We're not sure how fast the Pulse 17 can go from 0 to 60, but it takes only 6 seconds to boot Windows 8.1, thanks to its dual 128GB SSDs in RAID 0 configuration (combined with a 1TB, 5,400-rpm hard drive). That's nearly three times as fast as the 17-second desktop-replacement average. The Stealth Pro (dual 128GB SSDs in Super RAID 2 configuration) performed the deed in 9 seconds. The Krypton (250GB SSD with 750GB 7,200-rpm hard drive) and Alienware 17 (dual 256GB SSDs with 1TB 7,200-rpm hard drive) were left in the dust, finishing in 14 and 23 seconds, respectively.

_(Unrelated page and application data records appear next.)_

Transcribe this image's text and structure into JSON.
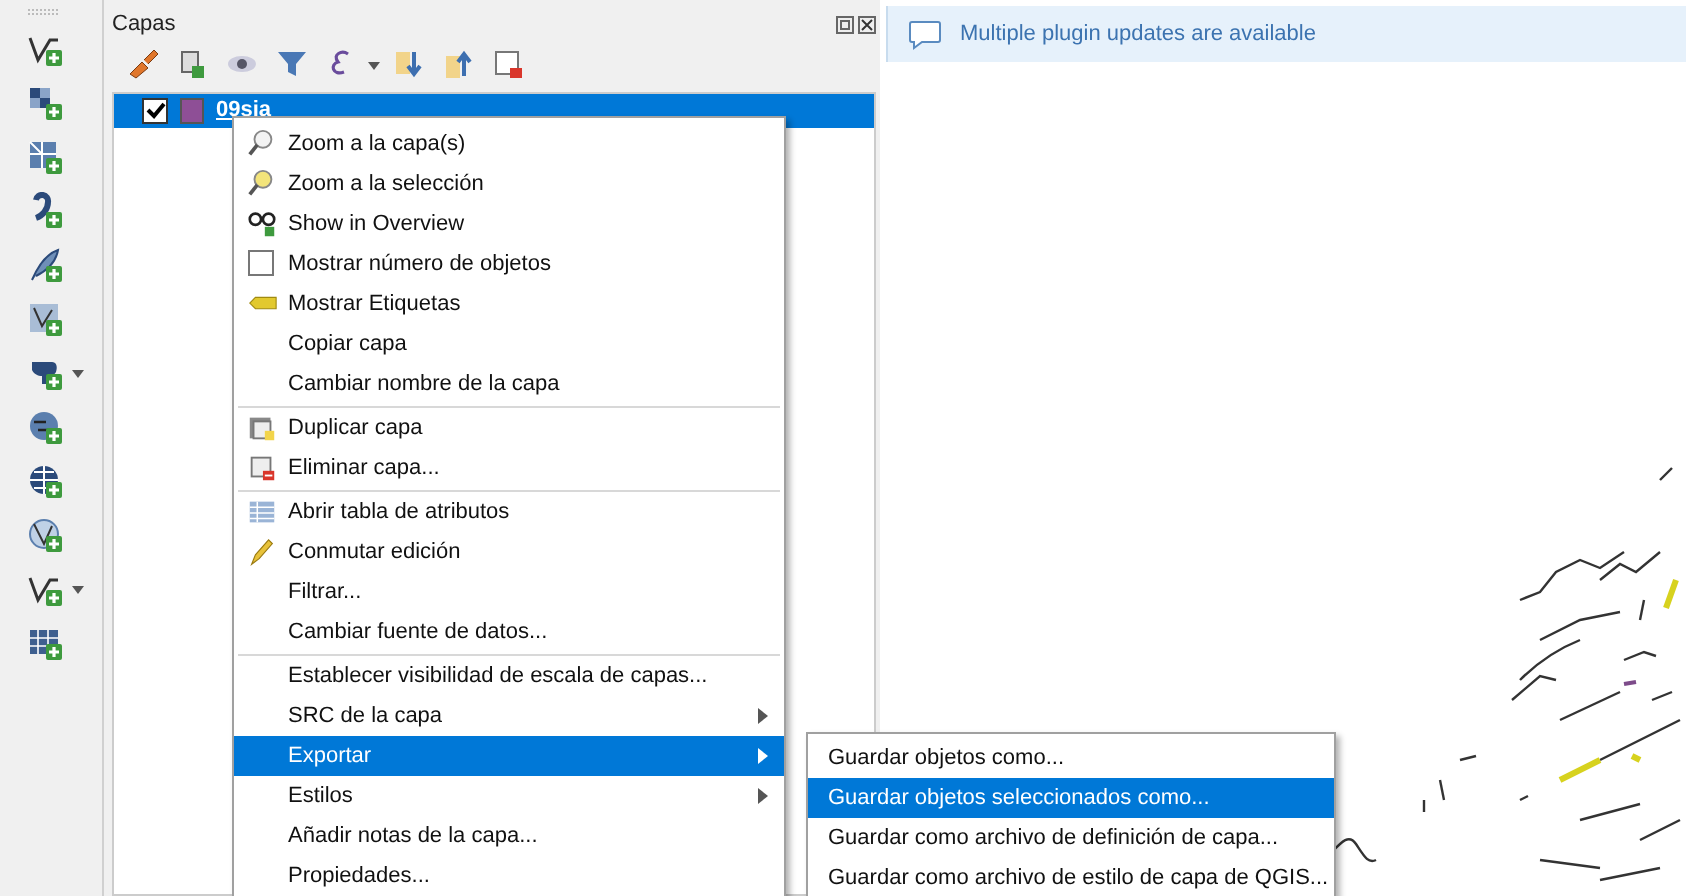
{
  "layers_panel": {
    "title": "Capas",
    "layers": [
      {
        "name": "09sia",
        "checked": true,
        "selected": true,
        "color": "#8e4f96"
      }
    ]
  },
  "message_bar": {
    "text": "Multiple plugin updates are available"
  },
  "context_menu": {
    "items": [
      {
        "kind": "action",
        "label": "Zoom a la capa(s)",
        "selected": false
      },
      {
        "kind": "action",
        "label": "Zoom a la selección",
        "selected": false
      },
      {
        "kind": "action",
        "label": "Show in Overview",
        "selected": false
      },
      {
        "kind": "checkbox",
        "label": "Mostrar número de objetos",
        "checked": false,
        "selected": false
      },
      {
        "kind": "action",
        "label": "Mostrar Etiquetas",
        "selected": false
      },
      {
        "kind": "action",
        "label": "Copiar capa",
        "selected": false
      },
      {
        "kind": "action",
        "label": "Cambiar nombre de la capa",
        "selected": false
      },
      {
        "kind": "separator"
      },
      {
        "kind": "action",
        "label": "Duplicar capa",
        "selected": false
      },
      {
        "kind": "action",
        "label": "Eliminar capa...",
        "selected": false
      },
      {
        "kind": "separator"
      },
      {
        "kind": "action",
        "label": "Abrir tabla de atributos",
        "selected": false
      },
      {
        "kind": "action",
        "label": "Conmutar edición",
        "selected": false
      },
      {
        "kind": "action",
        "label": "Filtrar...",
        "selected": false
      },
      {
        "kind": "action",
        "label": "Cambiar fuente de datos...",
        "selected": false
      },
      {
        "kind": "separator"
      },
      {
        "kind": "action",
        "label": "Establecer visibilidad de escala de capas...",
        "selected": false
      },
      {
        "kind": "submenu",
        "label": "SRC de la capa",
        "selected": false
      },
      {
        "kind": "submenu",
        "label": "Exportar",
        "selected": true
      },
      {
        "kind": "submenu",
        "label": "Estilos",
        "selected": false
      },
      {
        "kind": "action",
        "label": "Añadir notas de la capa...",
        "selected": false
      },
      {
        "kind": "action",
        "label": "Propiedades...",
        "selected": false
      }
    ]
  },
  "submenu": {
    "items": [
      {
        "label": "Guardar objetos como...",
        "selected": false
      },
      {
        "label": "Guardar objetos seleccionados como...",
        "selected": true
      },
      {
        "label": "Guardar como archivo de definición de capa...",
        "selected": false
      },
      {
        "label": "Guardar como archivo de estilo de capa de QGIS...",
        "selected": false
      }
    ]
  }
}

The Pulse 17 duplicated 4.97GB of multimedia files in 13 seconds, for a transfer rate of 391 MBps, surpassing the 229.3-MBps average and the Krypton's 159 MBps. Still, the Alienware 17 and GS70 Stealth Pro delivered even faster speeds of 463 and 565.5 MBps, respectively.
On the OpenOffice Spreadsheet Macro Test, the Pulse 17 paired 20,000 names and addresses in 3 minutes and 59 seconds. That was enough to beat the 4:37 average, but not enough to overcome the Stealth Pro (3:53), Krypton (3:33) or Alienware 17 (3:29).
The Maingear Pulse 17 lasted 5 hours and 15 minutes on the Laptop Mag Battery Test (continuous Web surfing over Wi-Fi at 100 nits of brightness). That's longer than the 4:06 desktop-replacement average. The MSI GS70 Stealth Pro (5:01), Alienware 17 (4:06) and Digital Storm Kypton (2:54) all turned in shorter runtimes.
Software and Warranty
Maingear continues to run a tight ship when it comes to software. The Pulse 17 features the apps you've come to expect from a Windows 8 machine, including Mail, Calendar, Skype and Internet Explorer. However third-party additions are blissfully absent.
The Maingear Pulse 17 comes with a one-year comprehensive warranty with Lifetime Angelic Service Labor and Phone Support.
Our $2,347 review unit of the Maingear Pulse 17 features a 2.4-GHz Intel Core i7-4700HQ processor with 16GB of RAM; dual 128GB SSDs in RAID 0 configuration with a 1TB, 5,400-rpm hard drive; an Intel HD 4600 Graphics GPU and an Nvidia GeForce GTX 870M GPU with 2GB of VRAM.
The base model is slightly less expensive, at $2,199, as it switches out the dual 128GB SSDs for a single 128GB mSATA SSD.
The road to a truly portable 17.3-inch gaming laptop is paved with false starts, almost-theres and just-missed-its. However, the Pulse 17 is definitely on the right track: It's not only svelte and gorgeous, but packs a lot of power as well. The $2,347 configuration houses a Core i7 processor and Nvidia GeForce GTX 870M GPU with a searing SSD and pretty 1080p display -- all in a chassis that' s only 0.85 inches thick.
Maingear is charging a premium for its luxurious paint jobs, as shoppers can just as easily walk away with the $2,099 GS70 Stealth Pro. It's essentially the same notebook without the snazzy finish. Still, the Maingear is a great choice for gamers searching for a gaming rig with serious power that grabs every eye in the room.